This is perfect for Putin. Trump and his surrogates even help the Kremlin make its key point. The Russian message (echoed by China) is that Western liberal democracy is a sham, a decadent carnival of idiocy and no proper way to run things. The hacking and targeted leaks are designed to push this bogus idea that it is all a pointless, corrupt farce, rather than an imperfect but noble and essential means for maintaining a free society, on which all else rests. Tens of millions of Americans are attracted to Trump’s strong-man schtick and now doubt that democracy is trustworthy or even desirable.
It is standard to say that this outpouring of nativist populist anger, in favour of Trump and against the elites, is at root about economics and the failure of wages and opportunities to keep up with expectations since globalisation and the financial crisis. There is much more to it than that.
A clash of cultures is partly responsible, between white, gun-carrying, pro-hunting, had-it-with-political-correctness Americans, and millions of their opposites. The old ideological left-right dividing lines don’t much apply either. Many Trump supporters want their social welfare entitlements and big government programmes.

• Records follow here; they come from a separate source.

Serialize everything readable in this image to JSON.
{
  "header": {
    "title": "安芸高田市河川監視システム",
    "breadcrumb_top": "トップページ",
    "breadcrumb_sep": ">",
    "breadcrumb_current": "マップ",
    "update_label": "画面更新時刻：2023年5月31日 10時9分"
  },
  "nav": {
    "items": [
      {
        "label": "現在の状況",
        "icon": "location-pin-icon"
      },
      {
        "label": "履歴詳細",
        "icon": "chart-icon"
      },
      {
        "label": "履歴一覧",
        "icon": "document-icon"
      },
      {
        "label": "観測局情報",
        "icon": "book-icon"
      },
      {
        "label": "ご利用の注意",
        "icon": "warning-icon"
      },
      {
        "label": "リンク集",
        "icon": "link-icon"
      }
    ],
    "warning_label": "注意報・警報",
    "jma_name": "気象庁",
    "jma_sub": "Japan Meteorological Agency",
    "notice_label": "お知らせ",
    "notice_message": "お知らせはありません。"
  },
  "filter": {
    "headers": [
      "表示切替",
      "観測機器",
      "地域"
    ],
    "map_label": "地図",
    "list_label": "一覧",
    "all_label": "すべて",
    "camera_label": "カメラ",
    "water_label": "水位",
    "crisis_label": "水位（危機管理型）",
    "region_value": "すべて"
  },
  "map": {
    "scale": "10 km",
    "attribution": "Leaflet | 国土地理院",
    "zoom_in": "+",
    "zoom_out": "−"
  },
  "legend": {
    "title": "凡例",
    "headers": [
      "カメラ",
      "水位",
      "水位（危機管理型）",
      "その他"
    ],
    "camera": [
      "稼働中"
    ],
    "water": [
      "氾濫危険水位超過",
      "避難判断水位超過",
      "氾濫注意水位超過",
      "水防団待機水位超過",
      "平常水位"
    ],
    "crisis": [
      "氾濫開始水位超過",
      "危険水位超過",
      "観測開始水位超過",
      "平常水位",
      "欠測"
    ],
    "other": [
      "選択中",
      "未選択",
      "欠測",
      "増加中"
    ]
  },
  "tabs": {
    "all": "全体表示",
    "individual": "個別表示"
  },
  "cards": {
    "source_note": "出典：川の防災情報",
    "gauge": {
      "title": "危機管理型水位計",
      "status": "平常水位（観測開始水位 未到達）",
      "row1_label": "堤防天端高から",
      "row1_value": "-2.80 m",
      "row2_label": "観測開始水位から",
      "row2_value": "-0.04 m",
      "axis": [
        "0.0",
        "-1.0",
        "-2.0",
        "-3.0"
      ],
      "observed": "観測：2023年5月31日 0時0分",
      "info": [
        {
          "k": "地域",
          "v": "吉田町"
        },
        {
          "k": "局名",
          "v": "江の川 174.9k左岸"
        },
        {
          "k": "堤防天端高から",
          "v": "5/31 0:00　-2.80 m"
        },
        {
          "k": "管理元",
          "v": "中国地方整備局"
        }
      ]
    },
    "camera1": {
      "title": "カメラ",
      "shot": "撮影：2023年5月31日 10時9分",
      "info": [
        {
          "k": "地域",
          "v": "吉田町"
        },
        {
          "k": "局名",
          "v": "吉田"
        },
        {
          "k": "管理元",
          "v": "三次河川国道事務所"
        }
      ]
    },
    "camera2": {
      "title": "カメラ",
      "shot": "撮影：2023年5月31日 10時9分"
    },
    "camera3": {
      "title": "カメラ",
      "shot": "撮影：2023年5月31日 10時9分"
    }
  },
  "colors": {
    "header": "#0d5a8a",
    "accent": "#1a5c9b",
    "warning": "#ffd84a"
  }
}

But something else is at play too, that echoes the experience in Britain during the Scottish Independence and Brexit referendums. It is not enough for us to disagree with each other or for our opponents to be wrong. They must be stupid and their motives bad. We do it on both sides of all these arguments, when on a subject such as Brexit the situation rather obviously requires a degree of compromise and coalition-building to find a way forward.

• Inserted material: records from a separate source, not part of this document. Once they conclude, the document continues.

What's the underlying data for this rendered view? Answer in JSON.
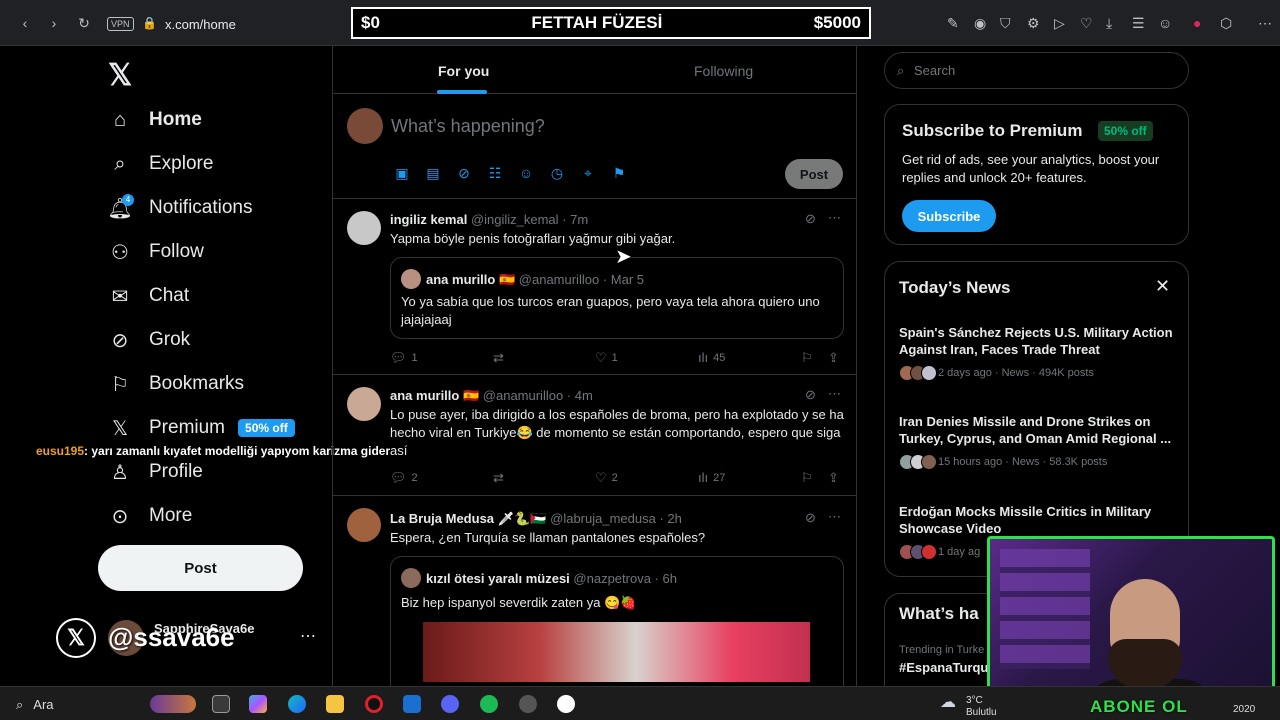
{
  "browser": {
    "vpn_label": "VPN",
    "url": "x.com/home"
  },
  "stream_bar": {
    "left": "$0",
    "title": "FETTAH FÜZESİ",
    "right": "$5000"
  },
  "nav": {
    "items": [
      {
        "label": "Home",
        "icon": "home-icon"
      },
      {
        "label": "Explore",
        "icon": "search-icon"
      },
      {
        "label": "Notifications",
        "icon": "bell-icon",
        "badge": "4"
      },
      {
        "label": "Follow",
        "icon": "follow-icon"
      },
      {
        "label": "Chat",
        "icon": "mail-icon"
      },
      {
        "label": "Grok",
        "icon": "grok-icon"
      },
      {
        "label": "Bookmarks",
        "icon": "bookmark-icon"
      },
      {
        "label": "Premium",
        "icon": "x-icon",
        "pill": "50% off"
      },
      {
        "label": "Profile",
        "icon": "person-icon"
      },
      {
        "label": "More",
        "icon": "more-circle-icon"
      }
    ],
    "post_label": "Post",
    "account_name": "SapphireSava6e",
    "account_handle_overlay": "@ssava6e"
  },
  "chat_overlay": {
    "user": "eusu195",
    "message": ": yarı zamanlı kıyafet modelliği yapıyom karizma gider"
  },
  "feed": {
    "tabs": [
      "For you",
      "Following"
    ],
    "composer_placeholder": "What’s happening?",
    "post_label": "Post",
    "tweets": [
      {
        "name": "ingiliz kemal",
        "handle": "@ingiliz_kemal",
        "time": "· 7m",
        "body": "Yapma böyle penis fotoğrafları yağmur gibi yağar.",
        "quote": {
          "name": "ana murillo 🇪🇸",
          "handle": "@anamurilloo",
          "time": "· Mar 5",
          "body": "Yo ya sabía que los turcos eran guapos, pero vaya tela ahora quiero uno jajajajaaj"
        },
        "replies": "1",
        "retweets": "",
        "likes": "1",
        "views": "45"
      },
      {
        "name": "ana murillo 🇪🇸",
        "handle": "@anamurilloo",
        "time": "· 4m",
        "body": "Lo puse ayer, iba dirigido a los españoles de broma, pero ha explotado y se ha hecho viral en Turkiye😂 de momento se están comportando, espero que siga así",
        "replies": "2",
        "retweets": "",
        "likes": "2",
        "views": "27"
      },
      {
        "name": "La Bruja Medusa 🗡🐍🇵🇸",
        "handle": "@labruja_medusa",
        "time": "· 2h",
        "body": "Espera, ¿en Turquía se llaman pantalones españoles?",
        "quote": {
          "name": "kızıl ötesi yaralı müzesi",
          "handle": "@nazpetrova",
          "time": "· 6h",
          "body": "Biz hep ispanyol severdik zaten ya 😋🍓"
        }
      }
    ]
  },
  "right": {
    "search_placeholder": "Search",
    "premium": {
      "title": "Subscribe to Premium",
      "pill": "50% off",
      "desc": "Get rid of ads, see your analytics, boost your replies and unlock 20+ features.",
      "button": "Subscribe"
    },
    "news": {
      "title": "Today’s News",
      "items": [
        {
          "headline": "Spain's Sánchez Rejects U.S. Military Action Against Iran, Faces Trade Threat",
          "meta": "2 days ago · News · 494K posts"
        },
        {
          "headline": "Iran Denies Missile and Drone Strikes on Turkey, Cyprus, and Oman Amid Regional ...",
          "meta": "15 hours ago · News · 58.3K posts"
        },
        {
          "headline": "Erdoğan Mocks Missile Critics in Military Showcase Video",
          "meta": "1 day ag"
        }
      ]
    },
    "whats_happening": {
      "title": "What’s ha",
      "trend_meta": "Trending in Turke",
      "trend_tag": "#EspanaTurqu"
    }
  },
  "webcam": {
    "caption": "ABONE OL"
  },
  "taskbar": {
    "search_label": "Ara",
    "weather_temp": "3°C",
    "weather_cond": "Bulutlu",
    "clock": "2020"
  },
  "colors": {
    "accent": "#1d9bf0",
    "green": "#00ba7c",
    "webcam_frame": "#2fe04a",
    "background": "#000000"
  }
}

In the US I suspect it has much to do with deep changes in the media. American friends cite as a contributory cause the carnage that has hit the newspaper industry, and the closure and destruction of many local and city newspapers. This is where communities traditionally got their news about local politics, business, good works, bad deeds and sports. Those disappeared or diminished American newspapers were far from flawless, but they did provide a civilised space in which basic facts were accepted even if there was disagreement on what might be done in response.

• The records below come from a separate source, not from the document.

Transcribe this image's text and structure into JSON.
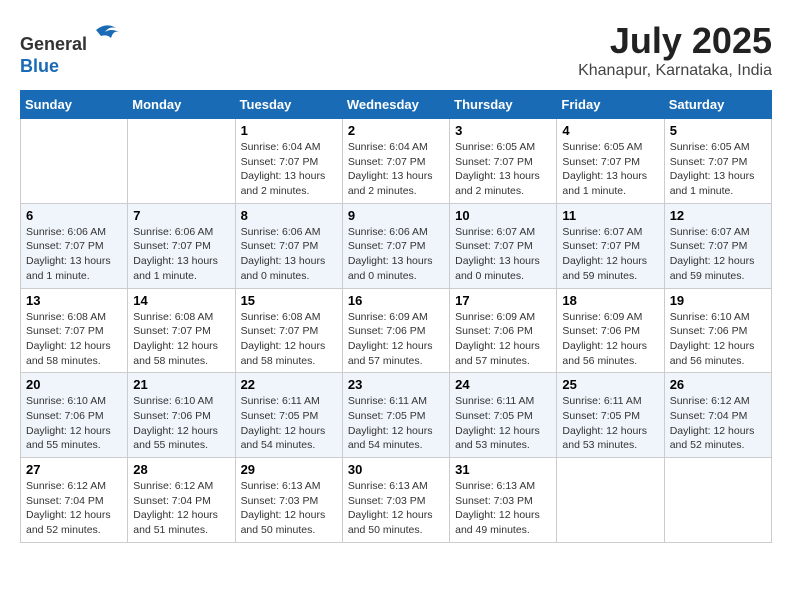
{
  "logo": {
    "line1": "General",
    "line2": "Blue"
  },
  "title": "July 2025",
  "location": "Khanapur, Karnataka, India",
  "weekdays": [
    "Sunday",
    "Monday",
    "Tuesday",
    "Wednesday",
    "Thursday",
    "Friday",
    "Saturday"
  ],
  "weeks": [
    [
      {
        "day": "",
        "detail": ""
      },
      {
        "day": "",
        "detail": ""
      },
      {
        "day": "1",
        "detail": "Sunrise: 6:04 AM\nSunset: 7:07 PM\nDaylight: 13 hours and 2 minutes."
      },
      {
        "day": "2",
        "detail": "Sunrise: 6:04 AM\nSunset: 7:07 PM\nDaylight: 13 hours and 2 minutes."
      },
      {
        "day": "3",
        "detail": "Sunrise: 6:05 AM\nSunset: 7:07 PM\nDaylight: 13 hours and 2 minutes."
      },
      {
        "day": "4",
        "detail": "Sunrise: 6:05 AM\nSunset: 7:07 PM\nDaylight: 13 hours and 1 minute."
      },
      {
        "day": "5",
        "detail": "Sunrise: 6:05 AM\nSunset: 7:07 PM\nDaylight: 13 hours and 1 minute."
      }
    ],
    [
      {
        "day": "6",
        "detail": "Sunrise: 6:06 AM\nSunset: 7:07 PM\nDaylight: 13 hours and 1 minute."
      },
      {
        "day": "7",
        "detail": "Sunrise: 6:06 AM\nSunset: 7:07 PM\nDaylight: 13 hours and 1 minute."
      },
      {
        "day": "8",
        "detail": "Sunrise: 6:06 AM\nSunset: 7:07 PM\nDaylight: 13 hours and 0 minutes."
      },
      {
        "day": "9",
        "detail": "Sunrise: 6:06 AM\nSunset: 7:07 PM\nDaylight: 13 hours and 0 minutes."
      },
      {
        "day": "10",
        "detail": "Sunrise: 6:07 AM\nSunset: 7:07 PM\nDaylight: 13 hours and 0 minutes."
      },
      {
        "day": "11",
        "detail": "Sunrise: 6:07 AM\nSunset: 7:07 PM\nDaylight: 12 hours and 59 minutes."
      },
      {
        "day": "12",
        "detail": "Sunrise: 6:07 AM\nSunset: 7:07 PM\nDaylight: 12 hours and 59 minutes."
      }
    ],
    [
      {
        "day": "13",
        "detail": "Sunrise: 6:08 AM\nSunset: 7:07 PM\nDaylight: 12 hours and 58 minutes."
      },
      {
        "day": "14",
        "detail": "Sunrise: 6:08 AM\nSunset: 7:07 PM\nDaylight: 12 hours and 58 minutes."
      },
      {
        "day": "15",
        "detail": "Sunrise: 6:08 AM\nSunset: 7:07 PM\nDaylight: 12 hours and 58 minutes."
      },
      {
        "day": "16",
        "detail": "Sunrise: 6:09 AM\nSunset: 7:06 PM\nDaylight: 12 hours and 57 minutes."
      },
      {
        "day": "17",
        "detail": "Sunrise: 6:09 AM\nSunset: 7:06 PM\nDaylight: 12 hours and 57 minutes."
      },
      {
        "day": "18",
        "detail": "Sunrise: 6:09 AM\nSunset: 7:06 PM\nDaylight: 12 hours and 56 minutes."
      },
      {
        "day": "19",
        "detail": "Sunrise: 6:10 AM\nSunset: 7:06 PM\nDaylight: 12 hours and 56 minutes."
      }
    ],
    [
      {
        "day": "20",
        "detail": "Sunrise: 6:10 AM\nSunset: 7:06 PM\nDaylight: 12 hours and 55 minutes."
      },
      {
        "day": "21",
        "detail": "Sunrise: 6:10 AM\nSunset: 7:06 PM\nDaylight: 12 hours and 55 minutes."
      },
      {
        "day": "22",
        "detail": "Sunrise: 6:11 AM\nSunset: 7:05 PM\nDaylight: 12 hours and 54 minutes."
      },
      {
        "day": "23",
        "detail": "Sunrise: 6:11 AM\nSunset: 7:05 PM\nDaylight: 12 hours and 54 minutes."
      },
      {
        "day": "24",
        "detail": "Sunrise: 6:11 AM\nSunset: 7:05 PM\nDaylight: 12 hours and 53 minutes."
      },
      {
        "day": "25",
        "detail": "Sunrise: 6:11 AM\nSunset: 7:05 PM\nDaylight: 12 hours and 53 minutes."
      },
      {
        "day": "26",
        "detail": "Sunrise: 6:12 AM\nSunset: 7:04 PM\nDaylight: 12 hours and 52 minutes."
      }
    ],
    [
      {
        "day": "27",
        "detail": "Sunrise: 6:12 AM\nSunset: 7:04 PM\nDaylight: 12 hours and 52 minutes."
      },
      {
        "day": "28",
        "detail": "Sunrise: 6:12 AM\nSunset: 7:04 PM\nDaylight: 12 hours and 51 minutes."
      },
      {
        "day": "29",
        "detail": "Sunrise: 6:13 AM\nSunset: 7:03 PM\nDaylight: 12 hours and 50 minutes."
      },
      {
        "day": "30",
        "detail": "Sunrise: 6:13 AM\nSunset: 7:03 PM\nDaylight: 12 hours and 50 minutes."
      },
      {
        "day": "31",
        "detail": "Sunrise: 6:13 AM\nSunset: 7:03 PM\nDaylight: 12 hours and 49 minutes."
      },
      {
        "day": "",
        "detail": ""
      },
      {
        "day": "",
        "detail": ""
      }
    ]
  ]
}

The rise of political talk radio, and that Conservative Entertainment Complex, helped cut listeners off from alternative points of views and inconvenient facts. The radical left has its equivalent in online publications and the documentary format pushing an angry agenda.
That process has been supercharged by social media, where consumers and voters can live untroubled by hearing that they may be wrong. Facebook or Twitter when used for politics become echo chambers, where we seek out the like-minded and denounce opponents. This militates against complexity, ambiguity, acceptance of difference and civility.
This deterioration means that it will be difficult to build broad movements, and to create a healthier politics where the outcome is respected. In the US, the Republicans in particular will have to work out how they might regenerate themselves and create a new, mainstream, economically liberal, patriotic, aspirational, sensible, welcoming, appealing party. All that must come after next week’s excitements, for which I’ll be in New York.
It turns out, incidentally, that the boiling a frog adage is completely wrong. Scientists ran the experiment years ago and the frog put in a pan of boiling water jumps out (or dies from shock). The frog put in cold water jumps out too when the temperature is turned up and rises to an intolerable level. The frog, the experts say, tends to get the message.
Time to jump out, America.